I was the most vulnerable version of myself on the field, and no one [knew].”

“I was the most vulnerable version of myself on the field, and no one [knew],” Foulk said. 

It fueled him to push through every day, despite how hard it might be to focus or even stay awake. Authenticity was his power when performing to an audience who needed to be and were there to be affected. Anyone in that crowd could be having the worst day of their life, he told me. 

“They might even feel like it is not worth being on this planet, experiencing all these negative things that they’re feeling,” Foulk said. “But, there’s at least one person that shows up to these competitions as a Hail Mary to try and get some life injected back into at least one person.” 
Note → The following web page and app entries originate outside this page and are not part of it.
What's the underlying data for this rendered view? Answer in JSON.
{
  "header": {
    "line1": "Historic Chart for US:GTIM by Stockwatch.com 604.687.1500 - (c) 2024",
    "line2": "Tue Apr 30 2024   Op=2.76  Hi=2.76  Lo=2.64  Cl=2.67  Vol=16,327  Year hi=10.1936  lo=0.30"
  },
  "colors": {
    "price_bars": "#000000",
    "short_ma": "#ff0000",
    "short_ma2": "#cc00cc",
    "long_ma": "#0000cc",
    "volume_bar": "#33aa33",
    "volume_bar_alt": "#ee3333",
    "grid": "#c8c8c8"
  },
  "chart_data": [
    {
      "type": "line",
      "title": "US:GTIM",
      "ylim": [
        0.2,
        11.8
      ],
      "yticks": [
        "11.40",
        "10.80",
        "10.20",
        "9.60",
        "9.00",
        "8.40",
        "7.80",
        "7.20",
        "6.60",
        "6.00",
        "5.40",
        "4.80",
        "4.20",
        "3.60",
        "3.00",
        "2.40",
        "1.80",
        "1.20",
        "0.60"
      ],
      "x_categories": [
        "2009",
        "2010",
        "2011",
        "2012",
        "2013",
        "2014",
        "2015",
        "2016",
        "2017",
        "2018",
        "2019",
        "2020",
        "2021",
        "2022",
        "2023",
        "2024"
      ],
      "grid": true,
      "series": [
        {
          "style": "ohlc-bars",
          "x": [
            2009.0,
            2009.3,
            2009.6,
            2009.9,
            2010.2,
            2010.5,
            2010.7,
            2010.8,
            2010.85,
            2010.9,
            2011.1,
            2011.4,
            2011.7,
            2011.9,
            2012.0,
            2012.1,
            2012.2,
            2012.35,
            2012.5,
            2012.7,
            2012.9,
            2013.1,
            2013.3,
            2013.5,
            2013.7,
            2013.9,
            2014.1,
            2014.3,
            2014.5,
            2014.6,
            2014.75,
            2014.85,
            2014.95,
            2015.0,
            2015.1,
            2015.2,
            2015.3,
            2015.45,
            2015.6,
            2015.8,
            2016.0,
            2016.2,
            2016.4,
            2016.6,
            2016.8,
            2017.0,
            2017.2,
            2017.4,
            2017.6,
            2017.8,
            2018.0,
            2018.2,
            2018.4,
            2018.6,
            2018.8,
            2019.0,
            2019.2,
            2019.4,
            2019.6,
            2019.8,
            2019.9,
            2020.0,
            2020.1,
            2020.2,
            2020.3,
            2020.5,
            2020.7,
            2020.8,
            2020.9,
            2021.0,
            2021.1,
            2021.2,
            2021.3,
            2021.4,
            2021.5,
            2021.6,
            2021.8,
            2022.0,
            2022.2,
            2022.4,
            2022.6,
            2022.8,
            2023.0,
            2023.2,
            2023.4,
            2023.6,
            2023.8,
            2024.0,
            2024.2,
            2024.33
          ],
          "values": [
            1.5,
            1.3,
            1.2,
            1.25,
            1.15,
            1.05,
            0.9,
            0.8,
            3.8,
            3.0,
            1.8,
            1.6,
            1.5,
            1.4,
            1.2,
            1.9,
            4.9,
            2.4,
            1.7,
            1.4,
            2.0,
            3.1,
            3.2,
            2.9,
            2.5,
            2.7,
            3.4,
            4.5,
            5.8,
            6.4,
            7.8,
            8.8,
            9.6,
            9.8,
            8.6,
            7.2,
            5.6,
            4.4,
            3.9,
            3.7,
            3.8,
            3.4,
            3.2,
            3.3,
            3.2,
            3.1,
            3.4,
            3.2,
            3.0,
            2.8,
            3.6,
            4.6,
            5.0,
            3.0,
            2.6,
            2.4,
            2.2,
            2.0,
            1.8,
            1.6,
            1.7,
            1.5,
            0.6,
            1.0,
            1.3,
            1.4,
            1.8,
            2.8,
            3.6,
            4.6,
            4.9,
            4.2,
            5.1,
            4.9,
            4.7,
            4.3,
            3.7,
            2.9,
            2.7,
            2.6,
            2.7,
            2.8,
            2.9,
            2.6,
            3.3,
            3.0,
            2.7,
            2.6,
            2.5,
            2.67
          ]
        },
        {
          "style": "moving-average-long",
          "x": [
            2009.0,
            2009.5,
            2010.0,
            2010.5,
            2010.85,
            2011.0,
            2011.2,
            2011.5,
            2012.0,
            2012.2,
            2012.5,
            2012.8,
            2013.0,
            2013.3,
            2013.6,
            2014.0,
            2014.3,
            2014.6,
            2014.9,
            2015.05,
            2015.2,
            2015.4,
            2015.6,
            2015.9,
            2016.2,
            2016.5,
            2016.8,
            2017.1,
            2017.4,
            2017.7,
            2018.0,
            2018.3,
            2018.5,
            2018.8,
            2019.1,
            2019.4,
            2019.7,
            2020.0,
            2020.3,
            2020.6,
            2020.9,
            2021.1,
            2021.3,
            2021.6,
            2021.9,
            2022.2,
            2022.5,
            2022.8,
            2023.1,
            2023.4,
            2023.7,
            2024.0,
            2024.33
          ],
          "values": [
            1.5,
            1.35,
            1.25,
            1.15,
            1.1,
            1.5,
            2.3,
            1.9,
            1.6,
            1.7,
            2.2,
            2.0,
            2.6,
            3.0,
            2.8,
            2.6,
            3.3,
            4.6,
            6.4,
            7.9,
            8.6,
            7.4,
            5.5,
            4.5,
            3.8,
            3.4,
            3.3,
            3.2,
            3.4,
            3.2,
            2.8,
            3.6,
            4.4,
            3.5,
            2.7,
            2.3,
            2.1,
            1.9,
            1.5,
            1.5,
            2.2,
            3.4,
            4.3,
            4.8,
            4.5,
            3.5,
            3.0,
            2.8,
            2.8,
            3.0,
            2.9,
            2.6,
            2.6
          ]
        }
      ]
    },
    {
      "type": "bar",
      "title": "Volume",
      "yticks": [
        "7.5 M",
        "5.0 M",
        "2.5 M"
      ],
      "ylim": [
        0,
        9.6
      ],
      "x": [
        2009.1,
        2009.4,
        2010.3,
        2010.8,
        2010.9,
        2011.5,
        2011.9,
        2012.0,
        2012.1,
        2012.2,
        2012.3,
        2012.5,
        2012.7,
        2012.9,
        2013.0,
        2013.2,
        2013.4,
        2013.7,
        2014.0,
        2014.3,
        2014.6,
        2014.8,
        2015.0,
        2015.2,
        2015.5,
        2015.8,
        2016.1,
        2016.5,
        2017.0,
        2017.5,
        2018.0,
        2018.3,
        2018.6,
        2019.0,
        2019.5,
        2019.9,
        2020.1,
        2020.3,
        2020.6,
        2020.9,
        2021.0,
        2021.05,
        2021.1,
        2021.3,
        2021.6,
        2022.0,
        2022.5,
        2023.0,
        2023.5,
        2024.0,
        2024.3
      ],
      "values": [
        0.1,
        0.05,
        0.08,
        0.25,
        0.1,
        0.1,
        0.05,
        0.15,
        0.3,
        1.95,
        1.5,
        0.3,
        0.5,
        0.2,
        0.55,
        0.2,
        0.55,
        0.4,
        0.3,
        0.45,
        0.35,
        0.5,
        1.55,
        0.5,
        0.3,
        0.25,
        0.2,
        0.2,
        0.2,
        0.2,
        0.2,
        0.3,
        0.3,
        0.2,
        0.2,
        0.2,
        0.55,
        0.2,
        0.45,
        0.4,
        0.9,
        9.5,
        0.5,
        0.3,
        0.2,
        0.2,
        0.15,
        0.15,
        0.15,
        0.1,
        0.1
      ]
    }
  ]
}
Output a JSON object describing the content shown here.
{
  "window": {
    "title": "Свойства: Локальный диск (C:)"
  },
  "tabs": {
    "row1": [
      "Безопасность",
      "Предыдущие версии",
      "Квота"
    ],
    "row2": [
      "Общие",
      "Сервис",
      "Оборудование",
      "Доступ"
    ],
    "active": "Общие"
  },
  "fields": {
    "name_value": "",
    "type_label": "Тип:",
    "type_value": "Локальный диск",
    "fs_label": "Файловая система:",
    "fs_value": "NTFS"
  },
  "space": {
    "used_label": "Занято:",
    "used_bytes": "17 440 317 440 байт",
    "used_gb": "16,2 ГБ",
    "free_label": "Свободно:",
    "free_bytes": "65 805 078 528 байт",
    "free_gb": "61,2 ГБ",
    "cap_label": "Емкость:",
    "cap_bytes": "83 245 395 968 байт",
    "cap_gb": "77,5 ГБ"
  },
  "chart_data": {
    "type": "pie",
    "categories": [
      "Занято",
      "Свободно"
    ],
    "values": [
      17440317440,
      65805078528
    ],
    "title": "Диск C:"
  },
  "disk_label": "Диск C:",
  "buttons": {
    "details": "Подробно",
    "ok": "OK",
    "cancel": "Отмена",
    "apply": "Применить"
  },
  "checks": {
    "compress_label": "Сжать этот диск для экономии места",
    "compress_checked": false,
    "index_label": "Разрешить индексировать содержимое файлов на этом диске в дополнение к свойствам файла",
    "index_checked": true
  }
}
It can be scary, sometimes, to risk someone’s future like that through the intensity of a marching production. But it gives Foulk a purpose that validates his pursuit of music education and fine arts; eventually, he plans to become a band director. Kim, too, found his purpose after a nearly four-year experience in marching band. He notes three keywords that were a common theme among the directors, students, and alumni. 

Placing well [in competitions] and making history is not what band is about. It’s not what art is about. Those are great things, but [they don’t] define our legacy, because band is about pride, passion, and family.”

— Ian Kim '22

“Placing well [in competitions] and making history is not what band is about,” Kim said. “It’s not what art is about. Those are great things, but [they don’t] define our legacy, because band is about pride, passion, and family.” 

These are the values that directors and staff dedicate their lives to embodying, in hopes that students will carry them on and become examples to others. 

“We are the largest student organization on campus,” Mr. Turpin said, “So we have a responsibility to put the most positive face forward of the band program.” 

As with Foulk’s, there is no pretense to Mr. Turpin’s words. On the back of every rehearsal shirt are those three special words: pride, passion, and family. Written in bold text as a reminder to everyone that more to what is visible — the organization, work, and outcome — there is something wholly unique to this program: experiences that are, for most students, impossible anywhere else but here and now. This is what Kim thinks about as he and 300 other peers pack into the band hall, below posters tacked to the walls of past productions and procedure standards. He enters smiling and, with his mellophone in hand, walks out in a crowd of classmates that are more than just performers, students, or even friends. They’re his family. His real family. 

Print Friendly, PDF & Email